- **How to complete this task**: Reproduce, without alteration, every line of the data; exclude the images.

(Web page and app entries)
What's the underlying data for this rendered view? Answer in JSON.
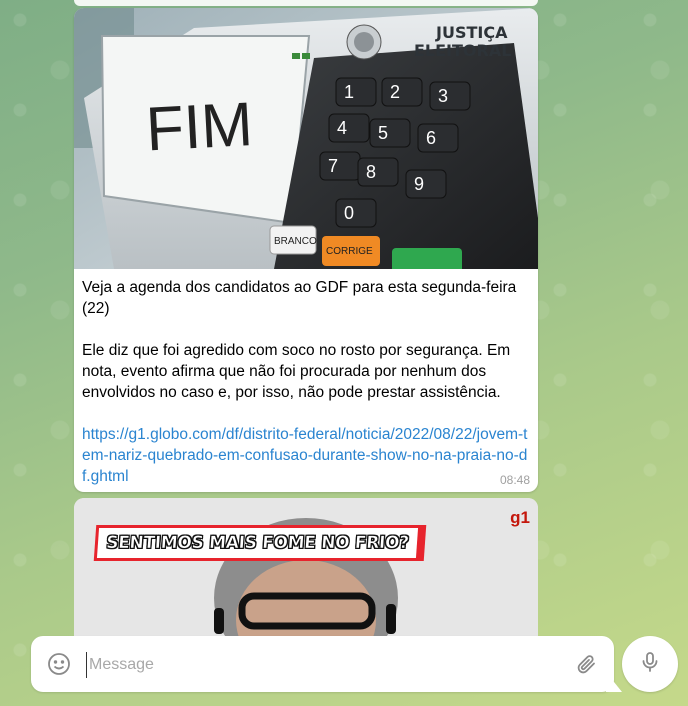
{
  "message1": {
    "image": {
      "screen_text": "FIM",
      "brand_line1": "JUSTIÇA",
      "brand_line2": "ELEITORAL",
      "keys": [
        "1",
        "2",
        "3",
        "4",
        "5",
        "6",
        "7",
        "8",
        "9",
        "0"
      ],
      "key_branco": "BRANCO",
      "key_corrige": "CORRIGE"
    },
    "title": "Veja a agenda dos candidatos ao GDF para esta segunda-feira (22)",
    "body": "Ele diz que foi agredido com soco no rosto por segurança. Em nota, evento afirma que não foi procurada por nenhum dos envolvidos no caso e, por isso, não pode prestar assistência.",
    "link": "https://g1.globo.com/df/distrito-federal/noticia/2022/08/22/jovem-tem-nariz-quebrado-em-confusao-durante-show-no-na-praia-no-df.ghtml",
    "time": "08:48"
  },
  "message2": {
    "banner_text": "SENTIMOS MAIS FOME NO FRIO?",
    "logo": "g1"
  },
  "composer": {
    "placeholder": "Message",
    "value": ""
  },
  "icons": {
    "emoji": "emoji-icon",
    "attach": "paperclip-icon",
    "mic": "microphone-icon"
  },
  "colors": {
    "link": "#2a84d0",
    "banner_red": "#e7242d",
    "g1_red": "#c4170c"
  }
}
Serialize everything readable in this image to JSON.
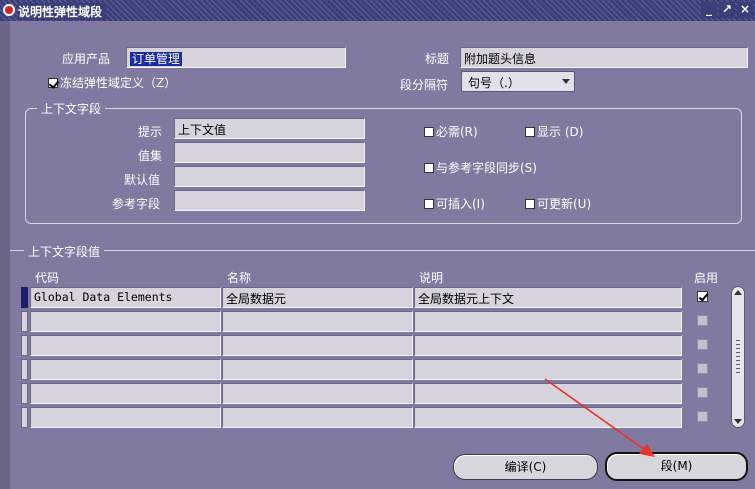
{
  "window": {
    "title": "说明性弹性域段",
    "btn_min": "_",
    "btn_max": "↗",
    "btn_close": "×"
  },
  "header": {
    "app_label": "应用产品",
    "app_value": "订单管理",
    "title_label": "标题",
    "title_value": "附加题头信息",
    "freeze_label": "冻结弹性域定义（Z）",
    "separator_label": "段分隔符",
    "separator_value": "句号（.）"
  },
  "context": {
    "group_title": "上下文字段",
    "prompt_label": "提示",
    "prompt_value": "上下文值",
    "valueset_label": "值集",
    "default_label": "默认值",
    "ref_label": "参考字段",
    "required_label": "必需(R)",
    "display_label": "显示 (D)",
    "sync_label": "与参考字段同步(S)",
    "insertable_label": "可插入(I)",
    "updatable_label": "可更新(U)"
  },
  "values": {
    "section_title": "上下文字段值",
    "columns": {
      "code": "代码",
      "name": "名称",
      "desc": "说明",
      "enabled": "启用"
    },
    "rows": [
      {
        "code": "Global Data Elements",
        "name": "全局数据元",
        "desc": "全局数据元上下文",
        "enabled": true
      },
      {
        "code": "",
        "name": "",
        "desc": "",
        "enabled": false
      },
      {
        "code": "",
        "name": "",
        "desc": "",
        "enabled": false
      },
      {
        "code": "",
        "name": "",
        "desc": "",
        "enabled": false
      },
      {
        "code": "",
        "name": "",
        "desc": "",
        "enabled": false
      },
      {
        "code": "",
        "name": "",
        "desc": "",
        "enabled": false
      }
    ]
  },
  "buttons": {
    "compile": "编译(C)",
    "segments": "段(M)"
  },
  "colors": {
    "accent": "#1c2d9c",
    "annotation_arrow": "#e8342b"
  }
}
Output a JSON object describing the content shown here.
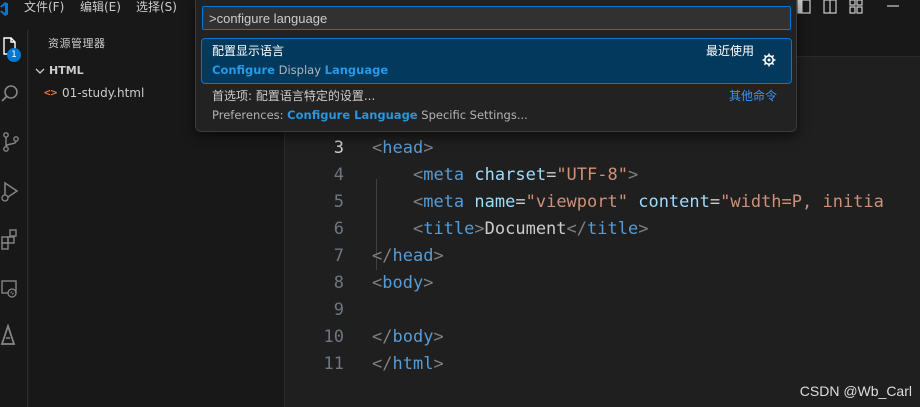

- **Task response**:
What's the underlying data for this rendered view? Answer in JSON.
{
  "message1": {
    "image": {
      "screen_text": "FIM",
      "brand_line1": "JUSTIÇA",
      "brand_line2": "ELEITORAL",
      "keys": [
        "1",
        "2",
        "3",
        "4",
        "5",
        "6",
        "7",
        "8",
        "9",
        "0"
      ],
      "key_branco": "BRANCO",
      "key_corrige": "CORRIGE"
    },
    "title": "Veja a agenda dos candidatos ao GDF para esta segunda-feira (22)",
    "body": "Ele diz que foi agredido com soco no rosto por segurança. Em nota, evento afirma que não foi procurada por nenhum dos envolvidos no caso e, por isso, não pode prestar assistência.",
    "link": "https://g1.globo.com/df/distrito-federal/noticia/2022/08/22/jovem-tem-nariz-quebrado-em-confusao-durante-show-no-na-praia-no-df.ghtml",
    "time": "08:48"
  },
  "message2": {
    "banner_text": "SENTIMOS MAIS FOME NO FRIO?",
    "logo": "g1"
  },
  "composer": {
    "placeholder": "Message",
    "value": ""
  },
  "icons": {
    "emoji": "emoji-icon",
    "attach": "paperclip-icon",
    "mic": "microphone-icon"
  },
  "colors": {
    "link": "#2a84d0",
    "banner_red": "#e7242d",
    "g1_red": "#c4170c"
  }
}
Serialize everything readable in this image to JSON.
{
  "window": {
    "title": "说明性弹性域段",
    "btn_min": "_",
    "btn_max": "↗",
    "btn_close": "×"
  },
  "header": {
    "app_label": "应用产品",
    "app_value": "订单管理",
    "title_label": "标题",
    "title_value": "附加题头信息",
    "freeze_label": "冻结弹性域定义（Z）",
    "separator_label": "段分隔符",
    "separator_value": "句号（.）"
  },
  "context": {
    "group_title": "上下文字段",
    "prompt_label": "提示",
    "prompt_value": "上下文值",
    "valueset_label": "值集",
    "default_label": "默认值",
    "ref_label": "参考字段",
    "required_label": "必需(R)",
    "display_label": "显示 (D)",
    "sync_label": "与参考字段同步(S)",
    "insertable_label": "可插入(I)",
    "updatable_label": "可更新(U)"
  },
  "values": {
    "section_title": "上下文字段值",
    "columns": {
      "code": "代码",
      "name": "名称",
      "desc": "说明",
      "enabled": "启用"
    },
    "rows": [
      {
        "code": "Global Data Elements",
        "name": "全局数据元",
        "desc": "全局数据元上下文",
        "enabled": true
      },
      {
        "code": "",
        "name": "",
        "desc": "",
        "enabled": false
      },
      {
        "code": "",
        "name": "",
        "desc": "",
        "enabled": false
      },
      {
        "code": "",
        "name": "",
        "desc": "",
        "enabled": false
      },
      {
        "code": "",
        "name": "",
        "desc": "",
        "enabled": false
      },
      {
        "code": "",
        "name": "",
        "desc": "",
        "enabled": false
      }
    ]
  },
  "buttons": {
    "compile": "编译(C)",
    "segments": "段(M)"
  },
  "colors": {
    "accent": "#1c2d9c",
    "annotation_arrow": "#e8342b"
  }
}
Output a JSON object describing the content shown here.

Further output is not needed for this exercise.